partitioned and fractioned interaction produces meaning, which inuences norms, values, conduct, and other elements of the social being. This complexthe human systems of meaning and difference (Clifford 1997:3) and the organization of diversity (rather than the replication of uniformity) which produces structures of meaning (Hannerz 1990: 237)is at the core of recent advances in the conceptualization of culture. Therefore, it would seem protable to utilize a concept of culture in the understanding of backpacker tourism, whereby backpacker culture is not only seen as the culture of people categorized as backpackers but is also recognized as essential in the continuous re-creation of the category of the backpacker. The academic interest in backpacker tourism is growing. An increasing number of publications focuses on the phenomenon (Cohen 1973; Desforges 1998; Hutnyk 1992; Loker-Murphy 1996; Loker-Murphy and Pearce 1995; Meijer 1989; Murphy 2001; Pryer 1997; Riley 1988; Ross 1993, 1997b; Scheyvens 2002; Teas 1988; Uriely, Yonay and Simchai 2002; Vogt 1976). Furthermore, several publications, while not fully dedicated to the topic, thoroughly report on its various facets (Cohen 1982, 1989b; Errington and Gewertz 1989; Firth and Hing 1999; Hampton 1998; Murphy 1999; Phipps 1999; Ross 1997a; Schwartz 1991; Srensen 1999). Moreover, a number of publications more than briey touch upon backpacker tourism (Bhattacharyya 1997; Cohen 1989a; Smith 1994; Turner and Ash 1975; Uriely and Reichel 2000; Wilson 1997). The writings cover various matters, such as marketing, accommodation, perception, motivation, guidebooks, terrorism, impact, and development. In varying degrees, the writings touch upon norms, behavior, and interaction among backpackers, thus contributing to a growing understanding of the sociocultural aspects of backpacker tourism on the road. Even so, an assessment of citations in the above publications reveals a high degree of dependence on a few sources on backpackers social interaction and culture. Cohen (1973), Teas (1988) and Vogt (1976) are often cited. Most frequently cited is Riley (1988), to date the most comprehensive introduction to backpackers whose travel duration exceeds one year.

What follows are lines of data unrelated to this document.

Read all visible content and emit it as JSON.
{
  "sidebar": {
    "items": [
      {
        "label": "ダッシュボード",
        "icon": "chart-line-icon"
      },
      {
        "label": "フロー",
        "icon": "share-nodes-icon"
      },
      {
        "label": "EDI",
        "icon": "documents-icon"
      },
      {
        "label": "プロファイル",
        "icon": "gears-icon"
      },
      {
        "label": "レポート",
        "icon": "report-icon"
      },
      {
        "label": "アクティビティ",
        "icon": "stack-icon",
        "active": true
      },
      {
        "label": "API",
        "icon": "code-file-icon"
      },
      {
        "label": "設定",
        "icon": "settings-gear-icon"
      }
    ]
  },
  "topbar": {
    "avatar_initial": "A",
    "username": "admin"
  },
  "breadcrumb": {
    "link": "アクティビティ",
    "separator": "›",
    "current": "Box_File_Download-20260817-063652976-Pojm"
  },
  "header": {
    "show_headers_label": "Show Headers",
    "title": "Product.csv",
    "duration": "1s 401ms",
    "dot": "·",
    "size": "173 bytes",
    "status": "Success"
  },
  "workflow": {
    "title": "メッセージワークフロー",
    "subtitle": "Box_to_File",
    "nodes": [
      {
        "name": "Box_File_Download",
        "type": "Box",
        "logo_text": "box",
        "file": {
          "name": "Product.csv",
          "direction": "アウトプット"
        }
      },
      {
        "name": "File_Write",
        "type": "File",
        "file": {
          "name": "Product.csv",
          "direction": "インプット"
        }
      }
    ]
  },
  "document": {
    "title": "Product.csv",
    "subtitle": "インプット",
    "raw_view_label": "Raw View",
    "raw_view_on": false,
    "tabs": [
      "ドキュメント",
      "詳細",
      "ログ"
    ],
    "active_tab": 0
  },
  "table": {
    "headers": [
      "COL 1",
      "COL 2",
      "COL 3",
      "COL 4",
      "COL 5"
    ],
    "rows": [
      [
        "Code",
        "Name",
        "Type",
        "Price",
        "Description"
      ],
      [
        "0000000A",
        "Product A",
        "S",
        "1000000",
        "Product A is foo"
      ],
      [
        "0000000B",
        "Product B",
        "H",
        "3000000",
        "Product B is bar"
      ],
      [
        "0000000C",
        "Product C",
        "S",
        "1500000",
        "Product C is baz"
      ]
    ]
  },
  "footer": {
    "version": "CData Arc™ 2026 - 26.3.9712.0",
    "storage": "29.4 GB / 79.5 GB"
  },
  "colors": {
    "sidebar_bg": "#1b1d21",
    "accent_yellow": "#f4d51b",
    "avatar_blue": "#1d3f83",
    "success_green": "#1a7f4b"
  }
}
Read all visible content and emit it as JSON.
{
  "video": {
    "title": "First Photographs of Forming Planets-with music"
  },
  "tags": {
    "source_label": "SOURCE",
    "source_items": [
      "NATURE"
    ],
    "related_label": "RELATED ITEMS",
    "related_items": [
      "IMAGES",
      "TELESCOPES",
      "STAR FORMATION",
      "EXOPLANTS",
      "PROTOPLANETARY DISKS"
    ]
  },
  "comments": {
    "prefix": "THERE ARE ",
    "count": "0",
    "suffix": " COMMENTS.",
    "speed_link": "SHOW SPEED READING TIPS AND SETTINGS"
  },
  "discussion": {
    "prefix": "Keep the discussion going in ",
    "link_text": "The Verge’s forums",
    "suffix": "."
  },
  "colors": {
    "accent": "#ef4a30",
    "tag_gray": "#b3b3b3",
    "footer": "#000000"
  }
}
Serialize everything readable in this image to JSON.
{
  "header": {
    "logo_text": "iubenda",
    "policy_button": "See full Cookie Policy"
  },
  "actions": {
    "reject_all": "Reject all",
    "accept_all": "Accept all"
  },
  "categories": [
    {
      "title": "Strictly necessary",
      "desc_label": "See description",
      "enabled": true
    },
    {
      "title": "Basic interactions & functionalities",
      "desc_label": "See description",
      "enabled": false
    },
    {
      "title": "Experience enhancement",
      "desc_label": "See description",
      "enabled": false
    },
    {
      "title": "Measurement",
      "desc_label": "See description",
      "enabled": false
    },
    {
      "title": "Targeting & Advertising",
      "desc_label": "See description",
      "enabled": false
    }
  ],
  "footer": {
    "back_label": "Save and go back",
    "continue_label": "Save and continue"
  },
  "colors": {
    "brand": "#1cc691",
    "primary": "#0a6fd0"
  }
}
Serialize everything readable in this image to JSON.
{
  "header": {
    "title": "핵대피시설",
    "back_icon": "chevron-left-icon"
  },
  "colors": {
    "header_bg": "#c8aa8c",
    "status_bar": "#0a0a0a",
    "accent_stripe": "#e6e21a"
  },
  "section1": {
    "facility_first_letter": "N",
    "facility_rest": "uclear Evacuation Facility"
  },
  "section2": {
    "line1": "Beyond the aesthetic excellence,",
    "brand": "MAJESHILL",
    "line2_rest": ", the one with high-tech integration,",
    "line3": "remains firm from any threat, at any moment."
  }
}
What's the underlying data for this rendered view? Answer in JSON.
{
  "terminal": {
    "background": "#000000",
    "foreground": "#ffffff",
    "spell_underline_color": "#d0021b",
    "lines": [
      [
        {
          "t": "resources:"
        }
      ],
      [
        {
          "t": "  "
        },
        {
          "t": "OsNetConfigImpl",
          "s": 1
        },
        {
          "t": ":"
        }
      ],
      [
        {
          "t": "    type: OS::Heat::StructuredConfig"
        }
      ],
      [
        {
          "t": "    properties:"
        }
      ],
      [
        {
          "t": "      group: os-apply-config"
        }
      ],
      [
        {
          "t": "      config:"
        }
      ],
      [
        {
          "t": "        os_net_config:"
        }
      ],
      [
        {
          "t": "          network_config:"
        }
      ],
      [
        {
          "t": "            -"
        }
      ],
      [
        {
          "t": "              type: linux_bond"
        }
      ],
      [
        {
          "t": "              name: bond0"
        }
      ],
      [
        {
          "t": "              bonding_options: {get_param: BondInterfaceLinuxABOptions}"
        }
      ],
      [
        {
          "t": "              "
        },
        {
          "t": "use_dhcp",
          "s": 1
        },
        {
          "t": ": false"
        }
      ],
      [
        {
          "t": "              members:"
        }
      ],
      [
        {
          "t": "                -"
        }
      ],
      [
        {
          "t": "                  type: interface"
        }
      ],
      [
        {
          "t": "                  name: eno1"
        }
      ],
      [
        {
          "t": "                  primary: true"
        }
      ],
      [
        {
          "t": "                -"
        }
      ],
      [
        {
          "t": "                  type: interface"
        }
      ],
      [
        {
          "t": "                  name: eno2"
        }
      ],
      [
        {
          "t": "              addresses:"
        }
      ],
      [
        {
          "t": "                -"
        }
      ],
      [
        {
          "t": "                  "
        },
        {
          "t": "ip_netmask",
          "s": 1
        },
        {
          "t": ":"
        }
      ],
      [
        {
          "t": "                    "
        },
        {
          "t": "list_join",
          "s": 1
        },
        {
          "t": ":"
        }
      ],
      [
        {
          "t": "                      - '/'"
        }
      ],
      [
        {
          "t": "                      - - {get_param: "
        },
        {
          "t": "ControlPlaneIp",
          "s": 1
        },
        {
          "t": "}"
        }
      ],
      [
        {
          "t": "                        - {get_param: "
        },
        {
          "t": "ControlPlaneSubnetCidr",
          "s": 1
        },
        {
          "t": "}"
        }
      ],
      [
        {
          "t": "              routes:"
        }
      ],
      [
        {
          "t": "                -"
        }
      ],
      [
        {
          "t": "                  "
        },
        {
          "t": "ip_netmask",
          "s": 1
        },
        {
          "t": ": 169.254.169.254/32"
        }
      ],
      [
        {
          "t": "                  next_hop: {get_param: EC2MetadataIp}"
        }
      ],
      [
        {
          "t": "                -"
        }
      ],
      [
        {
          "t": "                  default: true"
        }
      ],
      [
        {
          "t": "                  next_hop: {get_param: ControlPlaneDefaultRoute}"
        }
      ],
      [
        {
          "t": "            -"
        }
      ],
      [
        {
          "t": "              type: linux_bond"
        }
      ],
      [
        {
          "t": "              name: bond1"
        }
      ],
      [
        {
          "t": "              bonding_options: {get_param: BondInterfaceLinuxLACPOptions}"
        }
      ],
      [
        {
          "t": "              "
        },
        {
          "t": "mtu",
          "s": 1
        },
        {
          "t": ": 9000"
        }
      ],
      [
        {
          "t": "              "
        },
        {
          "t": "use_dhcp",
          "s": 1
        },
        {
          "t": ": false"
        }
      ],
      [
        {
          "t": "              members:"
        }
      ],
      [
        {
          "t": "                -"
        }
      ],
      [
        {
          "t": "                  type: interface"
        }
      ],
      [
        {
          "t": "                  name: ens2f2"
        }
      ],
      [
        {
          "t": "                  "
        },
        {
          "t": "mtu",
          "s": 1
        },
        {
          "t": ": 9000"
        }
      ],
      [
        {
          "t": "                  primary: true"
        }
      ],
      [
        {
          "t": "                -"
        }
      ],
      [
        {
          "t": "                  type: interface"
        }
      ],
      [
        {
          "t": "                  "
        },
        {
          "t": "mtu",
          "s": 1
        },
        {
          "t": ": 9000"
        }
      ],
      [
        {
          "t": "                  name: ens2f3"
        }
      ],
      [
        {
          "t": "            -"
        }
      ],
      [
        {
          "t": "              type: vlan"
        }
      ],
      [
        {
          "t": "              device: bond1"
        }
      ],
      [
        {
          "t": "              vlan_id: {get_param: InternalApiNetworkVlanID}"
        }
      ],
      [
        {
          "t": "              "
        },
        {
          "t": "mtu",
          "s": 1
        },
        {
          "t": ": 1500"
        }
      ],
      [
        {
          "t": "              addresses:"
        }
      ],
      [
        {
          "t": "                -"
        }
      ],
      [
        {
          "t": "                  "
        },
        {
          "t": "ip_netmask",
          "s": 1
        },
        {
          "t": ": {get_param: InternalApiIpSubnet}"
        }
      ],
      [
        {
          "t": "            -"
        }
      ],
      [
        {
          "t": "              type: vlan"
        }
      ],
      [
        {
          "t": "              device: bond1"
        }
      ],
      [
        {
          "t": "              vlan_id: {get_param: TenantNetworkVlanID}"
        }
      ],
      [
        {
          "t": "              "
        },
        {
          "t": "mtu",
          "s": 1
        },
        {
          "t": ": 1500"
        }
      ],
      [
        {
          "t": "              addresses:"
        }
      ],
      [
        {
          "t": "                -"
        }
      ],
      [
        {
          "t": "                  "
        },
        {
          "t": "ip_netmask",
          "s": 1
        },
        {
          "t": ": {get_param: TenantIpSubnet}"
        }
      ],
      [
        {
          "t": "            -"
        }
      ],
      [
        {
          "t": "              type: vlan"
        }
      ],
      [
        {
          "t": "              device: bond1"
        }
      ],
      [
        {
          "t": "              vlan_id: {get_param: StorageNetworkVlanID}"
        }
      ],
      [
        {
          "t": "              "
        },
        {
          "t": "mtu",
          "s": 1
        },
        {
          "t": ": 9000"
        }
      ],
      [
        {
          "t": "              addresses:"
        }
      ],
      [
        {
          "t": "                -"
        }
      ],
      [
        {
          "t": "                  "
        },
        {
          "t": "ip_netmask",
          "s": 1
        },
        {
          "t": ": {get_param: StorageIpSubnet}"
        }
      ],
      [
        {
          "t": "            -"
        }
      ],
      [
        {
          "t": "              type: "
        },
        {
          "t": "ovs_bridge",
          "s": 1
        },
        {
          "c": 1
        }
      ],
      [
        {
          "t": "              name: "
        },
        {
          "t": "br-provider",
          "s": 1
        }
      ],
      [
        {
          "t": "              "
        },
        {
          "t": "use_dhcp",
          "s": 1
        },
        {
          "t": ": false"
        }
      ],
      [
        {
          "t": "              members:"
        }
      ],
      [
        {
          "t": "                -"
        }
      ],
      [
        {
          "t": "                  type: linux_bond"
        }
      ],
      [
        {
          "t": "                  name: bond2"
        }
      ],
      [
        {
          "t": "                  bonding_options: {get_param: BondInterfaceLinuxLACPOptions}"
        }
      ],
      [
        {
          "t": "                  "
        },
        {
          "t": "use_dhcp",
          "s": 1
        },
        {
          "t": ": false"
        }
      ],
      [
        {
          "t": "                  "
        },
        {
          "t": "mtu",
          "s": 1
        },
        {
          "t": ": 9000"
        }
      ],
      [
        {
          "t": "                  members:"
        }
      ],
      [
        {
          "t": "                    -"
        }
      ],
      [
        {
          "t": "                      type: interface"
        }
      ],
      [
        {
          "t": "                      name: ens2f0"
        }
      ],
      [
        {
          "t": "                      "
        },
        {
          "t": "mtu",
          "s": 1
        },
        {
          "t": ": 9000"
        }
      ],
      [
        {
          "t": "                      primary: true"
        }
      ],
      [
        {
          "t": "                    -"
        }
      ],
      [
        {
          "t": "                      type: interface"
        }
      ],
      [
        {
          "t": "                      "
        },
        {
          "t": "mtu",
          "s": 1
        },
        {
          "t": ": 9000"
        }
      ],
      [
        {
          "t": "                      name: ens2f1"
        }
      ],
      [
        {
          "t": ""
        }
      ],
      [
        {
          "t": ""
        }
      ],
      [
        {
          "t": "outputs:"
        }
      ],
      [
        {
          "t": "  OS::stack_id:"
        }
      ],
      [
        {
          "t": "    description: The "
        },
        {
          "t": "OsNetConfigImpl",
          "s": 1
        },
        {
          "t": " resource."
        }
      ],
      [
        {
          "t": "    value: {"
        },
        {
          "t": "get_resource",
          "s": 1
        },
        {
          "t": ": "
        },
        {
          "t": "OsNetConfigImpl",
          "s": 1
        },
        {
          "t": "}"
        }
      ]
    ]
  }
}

The time factor disqualies most presentday backpackers, and the ability to represent all backpackers by means of Rileys ndings is thus doubtful. Nevertheless, her ndings are often cited as if they represent backpackers in general, rather than a hardcore sub-segment. Since then, little has been published in the way of holistic sociocultural studies of backpackers, despite the massive growth in the intervening years. Scheyvens (2002:150) calls for detailed research on characteristics of contemporary backpackers, and clearly the assessment above identies a gap in the academic coverage of their social interaction and road culture, both in terms of time since the latest introductory studies and in terms of comprehensive studies of this transnational community. This paper addresses this gap by means of an ethnographic study of the travel culture of international backpacker tourism. The study



presents demographic and social characteristics of those studied. This points to the need to employ a concept of culture in order to further the analysis of the phenomenon. The preconditions for and contours of such a concept are delineated, and on that basis, an ethnographic account of the travel culture of international backpackers is outli